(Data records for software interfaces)
☆ ☆ ☆ ☆ ☆ ☆ ☆

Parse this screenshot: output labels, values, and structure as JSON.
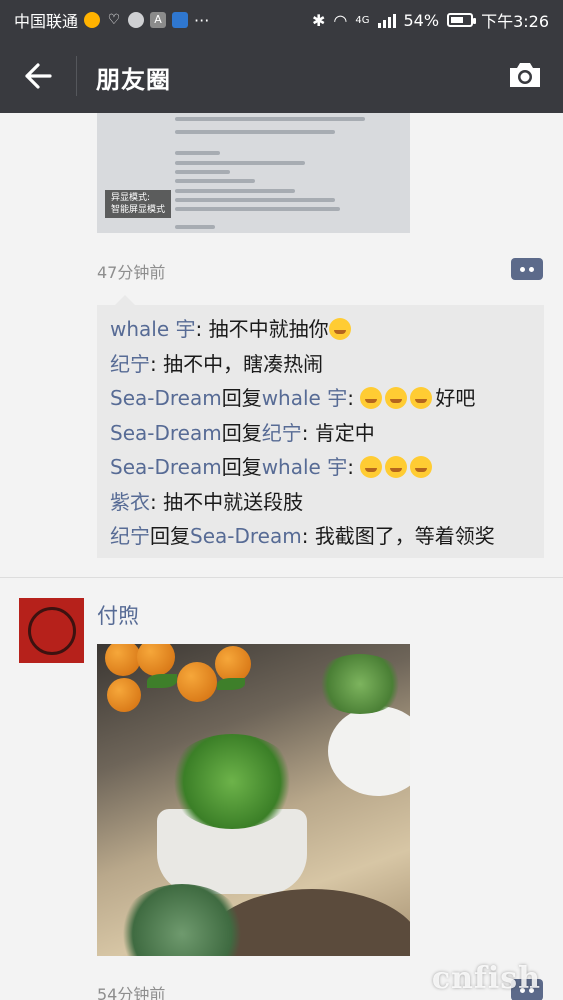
{
  "status_bar": {
    "carrier": "中国联通",
    "more": "···",
    "network": "4G",
    "battery": "54%",
    "battery_level": 0.54,
    "time": "下午3:26"
  },
  "header": {
    "title": "朋友圈",
    "back_icon": "arrow-left-icon",
    "camera_icon": "camera-icon"
  },
  "post1": {
    "image_badge_line1": "异显模式:",
    "image_badge_line2": "智能屏显模式",
    "time": "47分钟前",
    "comments": [
      {
        "name": "whale 宇",
        "sep": ": ",
        "text": "抽不中就抽你",
        "emoji": 1
      },
      {
        "name": "纪宁",
        "sep": ": ",
        "text": "抽不中，瞎凑热闹"
      },
      {
        "name": "Sea-Dream",
        "reply": "回复",
        "target": "whale 宇",
        "sep": ": ",
        "emoji_before": 3,
        "text": "好吧"
      },
      {
        "name": "Sea-Dream",
        "reply": "回复",
        "target": "纪宁",
        "sep": ": ",
        "text": "肯定中"
      },
      {
        "name": "Sea-Dream",
        "reply": "回复",
        "target": "whale 宇",
        "sep": ": ",
        "emoji_before": 3,
        "text": ""
      },
      {
        "name": "紫衣",
        "sep": ": ",
        "text": "抽不中就送段肢"
      },
      {
        "name": "纪宁",
        "reply": "回复",
        "target": "Sea-Dream",
        "sep": ": ",
        "text": "我截图了，等着领奖"
      }
    ]
  },
  "post2": {
    "author": "付煦",
    "time": "54分钟前"
  },
  "watermark": "cnfish"
}
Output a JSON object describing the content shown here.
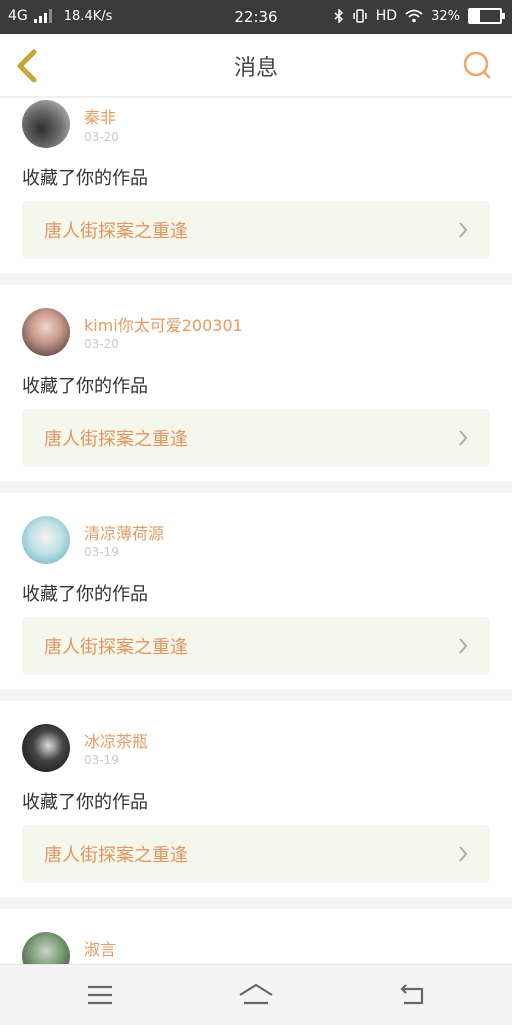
{
  "status_bar": {
    "network": "4G",
    "speed": "18.4K/s",
    "time": "22:36",
    "hd": "HD",
    "battery": "32%",
    "battery_level": 0.32
  },
  "header": {
    "title": "消息",
    "back_icon": "chevron-left-icon",
    "search_icon": "search-icon"
  },
  "messages": [
    {
      "name": "秦非",
      "date": "03-20",
      "action": "收藏了你的作品",
      "work": "唐人街探案之重逢"
    },
    {
      "name": "kimi你太可爱200301",
      "date": "03-20",
      "action": "收藏了你的作品",
      "work": "唐人街探案之重逢"
    },
    {
      "name": "清凉薄荷源",
      "date": "03-19",
      "action": "收藏了你的作品",
      "work": "唐人街探案之重逢"
    },
    {
      "name": "冰凉茶瓶",
      "date": "03-19",
      "action": "收藏了你的作品",
      "work": "唐人街探案之重逢"
    },
    {
      "name": "淑言"
    }
  ],
  "nav": {
    "menu_icon": "menu-icon",
    "home_icon": "home-icon",
    "back_icon": "return-icon"
  },
  "colors": {
    "accent": "#e59c63",
    "card_bg": "#f5f6ec",
    "statusbar_bg": "#3b3b3b"
  }
}
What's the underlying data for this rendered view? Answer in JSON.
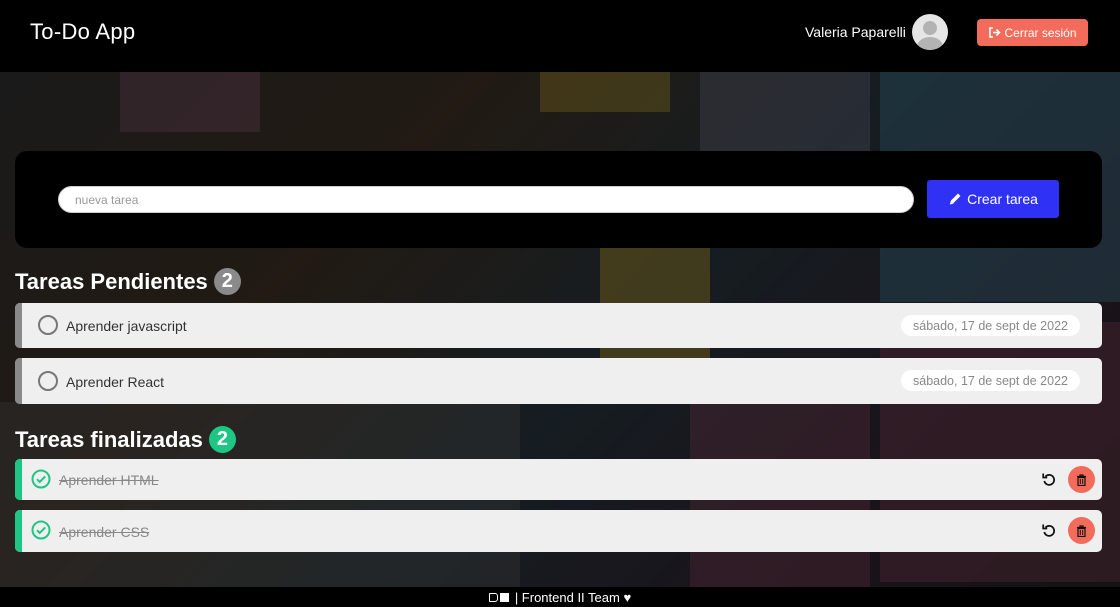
{
  "header": {
    "app_title": "To-Do App",
    "user_name": "Valeria Paparelli",
    "logout_label": "Cerrar sesión"
  },
  "new_task": {
    "placeholder": "nueva tarea",
    "value": "",
    "create_label": "Crear tarea"
  },
  "pending": {
    "title": "Tareas Pendientes",
    "count": "2",
    "items": [
      {
        "label": "Aprender javascript",
        "date": "sábado, 17 de sept de 2022"
      },
      {
        "label": "Aprender React",
        "date": "sábado, 17 de sept de 2022"
      }
    ]
  },
  "finished": {
    "title": "Tareas finalizadas",
    "count": "2",
    "items": [
      {
        "label": "Aprender HTML"
      },
      {
        "label": "Aprender CSS"
      }
    ]
  },
  "footer": {
    "text": "| Frontend II Team ♥"
  },
  "colors": {
    "accent_blue": "#2f31f5",
    "danger": "#f26b5b",
    "success": "#1dc783",
    "pending_bar": "#8a8a8a"
  },
  "icons": {
    "logout": "sign-out-icon",
    "create": "pencil-icon",
    "pending_item": "empty-circle-icon",
    "done_item": "check-circle-icon",
    "restore": "undo-icon",
    "delete": "trash-icon"
  }
}
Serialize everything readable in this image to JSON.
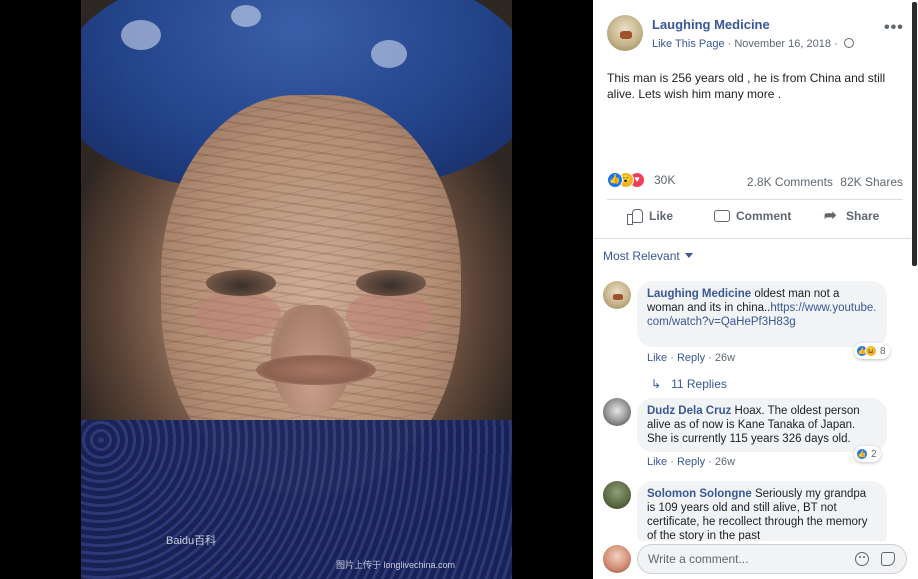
{
  "post": {
    "page_name": "Laughing Medicine",
    "like_page": "Like This Page",
    "separator": " · ",
    "date": "November 16, 2018",
    "separator2": " · ",
    "text": "This man is 256 years old , he is from China and still alive. Lets wish him many more .",
    "more_icon": "more-horizontal-icon",
    "privacy_icon": "globe-icon"
  },
  "photo": {
    "watermark_left": "Baidu百科",
    "watermark_bottom": "图片上传于 longlivechina.com"
  },
  "stats": {
    "reactions_count": "30K",
    "comments": "2.8K Comments",
    "shares": "82K Shares",
    "reaction_icons": [
      "like-reaction-icon",
      "wow-reaction-icon",
      "love-reaction-icon"
    ]
  },
  "actions": {
    "like": "Like",
    "comment": "Comment",
    "share": "Share"
  },
  "sort": {
    "label": "Most Relevant"
  },
  "comments": [
    {
      "author": "Laughing Medicine",
      "text": " oldest man not a woman and its in china..",
      "link": "https://www.youtube.com/watch?v=QaHePf3H83g",
      "like": "Like",
      "dot1": " · ",
      "reply": "Reply",
      "dot2": " · ",
      "time": "26w",
      "reactions": "8"
    },
    {
      "author": "Dudz Dela Cruz",
      "text": " Hoax. The oldest person alive as of now is Kane Tanaka of Japan. She is currently 115 years 326 days old.",
      "like": "Like",
      "dot1": " · ",
      "reply": "Reply",
      "dot2": " · ",
      "time": "26w",
      "reactions": "2"
    },
    {
      "author": "Solomon Solongne",
      "text": " Seriously my grandpa is 109 years old and still alive, BT not certificate, he recollect through the memory of the story in the past"
    }
  ],
  "replies": {
    "label": "11 Replies"
  },
  "composer": {
    "placeholder": "Write a comment..."
  },
  "colors": {
    "link": "#385898",
    "text": "#1c1e21",
    "muted": "#606770",
    "bubble": "#f2f3f5"
  }
}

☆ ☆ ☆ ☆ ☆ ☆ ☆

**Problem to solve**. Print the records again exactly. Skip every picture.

**Written solution**.
Parse this screenshot: output labels, values, and structure as JSON.
{
  "status_bar": {
    "carrier": "中国联通",
    "more": "···",
    "network": "4G",
    "battery": "54%",
    "battery_level": 0.54,
    "time": "下午3:26"
  },
  "header": {
    "title": "朋友圈",
    "back_icon": "arrow-left-icon",
    "camera_icon": "camera-icon"
  },
  "post1": {
    "image_badge_line1": "异显模式:",
    "image_badge_line2": "智能屏显模式",
    "time": "47分钟前",
    "comments": [
      {
        "name": "whale 宇",
        "sep": ": ",
        "text": "抽不中就抽你",
        "emoji": 1
      },
      {
        "name": "纪宁",
        "sep": ": ",
        "text": "抽不中，瞎凑热闹"
      },
      {
        "name": "Sea-Dream",
        "reply": "回复",
        "target": "whale 宇",
        "sep": ": ",
        "emoji_before": 3,
        "text": "好吧"
      },
      {
        "name": "Sea-Dream",
        "reply": "回复",
        "target": "纪宁",
        "sep": ": ",
        "text": "肯定中"
      },
      {
        "name": "Sea-Dream",
        "reply": "回复",
        "target": "whale 宇",
        "sep": ": ",
        "emoji_before": 3,
        "text": ""
      },
      {
        "name": "紫衣",
        "sep": ": ",
        "text": "抽不中就送段肢"
      },
      {
        "name": "纪宁",
        "reply": "回复",
        "target": "Sea-Dream",
        "sep": ": ",
        "text": "我截图了，等着领奖"
      }
    ]
  },
  "post2": {
    "author": "付煦",
    "time": "54分钟前"
  },
  "watermark": "cnfish"
}
Output a JSON object describing the content shown here.
{
  "status_bar": {
    "network": "4G",
    "speed": "18.4K/s",
    "time": "22:36",
    "hd": "HD",
    "battery": "32%",
    "battery_level": 0.32
  },
  "header": {
    "title": "消息",
    "back_icon": "chevron-left-icon",
    "search_icon": "search-icon"
  },
  "messages": [
    {
      "name": "秦非",
      "date": "03-20",
      "action": "收藏了你的作品",
      "work": "唐人街探案之重逢"
    },
    {
      "name": "kimi你太可爱200301",
      "date": "03-20",
      "action": "收藏了你的作品",
      "work": "唐人街探案之重逢"
    },
    {
      "name": "清凉薄荷源",
      "date": "03-19",
      "action": "收藏了你的作品",
      "work": "唐人街探案之重逢"
    },
    {
      "name": "冰凉茶瓶",
      "date": "03-19",
      "action": "收藏了你的作品",
      "work": "唐人街探案之重逢"
    },
    {
      "name": "淑言"
    }
  ],
  "nav": {
    "menu_icon": "menu-icon",
    "home_icon": "home-icon",
    "back_icon": "return-icon"
  },
  "colors": {
    "accent": "#e59c63",
    "card_bg": "#f5f6ec",
    "statusbar_bg": "#3b3b3b"
  }
}
What's the underlying data for this rendered view? Answer in JSON.
{
  "header": {
    "app_title": "To-Do App",
    "user_name": "Valeria Paparelli",
    "logout_label": "Cerrar sesión"
  },
  "new_task": {
    "placeholder": "nueva tarea",
    "value": "",
    "create_label": "Crear tarea"
  },
  "pending": {
    "title": "Tareas Pendientes",
    "count": "2",
    "items": [
      {
        "label": "Aprender javascript",
        "date": "sábado, 17 de sept de 2022"
      },
      {
        "label": "Aprender React",
        "date": "sábado, 17 de sept de 2022"
      }
    ]
  },
  "finished": {
    "title": "Tareas finalizadas",
    "count": "2",
    "items": [
      {
        "label": "Aprender HTML"
      },
      {
        "label": "Aprender CSS"
      }
    ]
  },
  "footer": {
    "text": "| Frontend II Team ♥"
  },
  "colors": {
    "accent_blue": "#2f31f5",
    "danger": "#f26b5b",
    "success": "#1dc783",
    "pending_bar": "#8a8a8a"
  },
  "icons": {
    "logout": "sign-out-icon",
    "create": "pencil-icon",
    "pending_item": "empty-circle-icon",
    "done_item": "check-circle-icon",
    "restore": "undo-icon",
    "delete": "trash-icon"
  }
}
Serialize everything readable in this image to JSON.
{
  "post": {
    "page_name": "Laughing Medicine",
    "like_page": "Like This Page",
    "separator": " · ",
    "date": "November 16, 2018",
    "separator2": " · ",
    "text": "This man is 256 years old , he is from China and still alive. Lets wish him many more .",
    "more_icon": "more-horizontal-icon",
    "privacy_icon": "globe-icon"
  },
  "photo": {
    "watermark_left": "Baidu百科",
    "watermark_bottom": "图片上传于 longlivechina.com"
  },
  "stats": {
    "reactions_count": "30K",
    "comments": "2.8K Comments",
    "shares": "82K Shares",
    "reaction_icons": [
      "like-reaction-icon",
      "wow-reaction-icon",
      "love-reaction-icon"
    ]
  },
  "actions": {
    "like": "Like",
    "comment": "Comment",
    "share": "Share"
  },
  "sort": {
    "label": "Most Relevant"
  },
  "comments": [
    {
      "author": "Laughing Medicine",
      "text": " oldest man not a woman and its in china..",
      "link": "https://www.youtube.com/watch?v=QaHePf3H83g",
      "like": "Like",
      "dot1": " · ",
      "reply": "Reply",
      "dot2": " · ",
      "time": "26w",
      "reactions": "8"
    },
    {
      "author": "Dudz Dela Cruz",
      "text": " Hoax. The oldest person alive as of now is Kane Tanaka of Japan. She is currently 115 years 326 days old.",
      "like": "Like",
      "dot1": " · ",
      "reply": "Reply",
      "dot2": " · ",
      "time": "26w",
      "reactions": "2"
    },
    {
      "author": "Solomon Solongne",
      "text": " Seriously my grandpa is 109 years old and still alive, BT not certificate, he recollect through the memory of the story in the past"
    }
  ],
  "replies": {
    "label": "11 Replies"
  },
  "composer": {
    "placeholder": "Write a comment..."
  },
  "colors": {
    "link": "#385898",
    "text": "#1c1e21",
    "muted": "#606770",
    "bubble": "#f2f3f5"
  }
}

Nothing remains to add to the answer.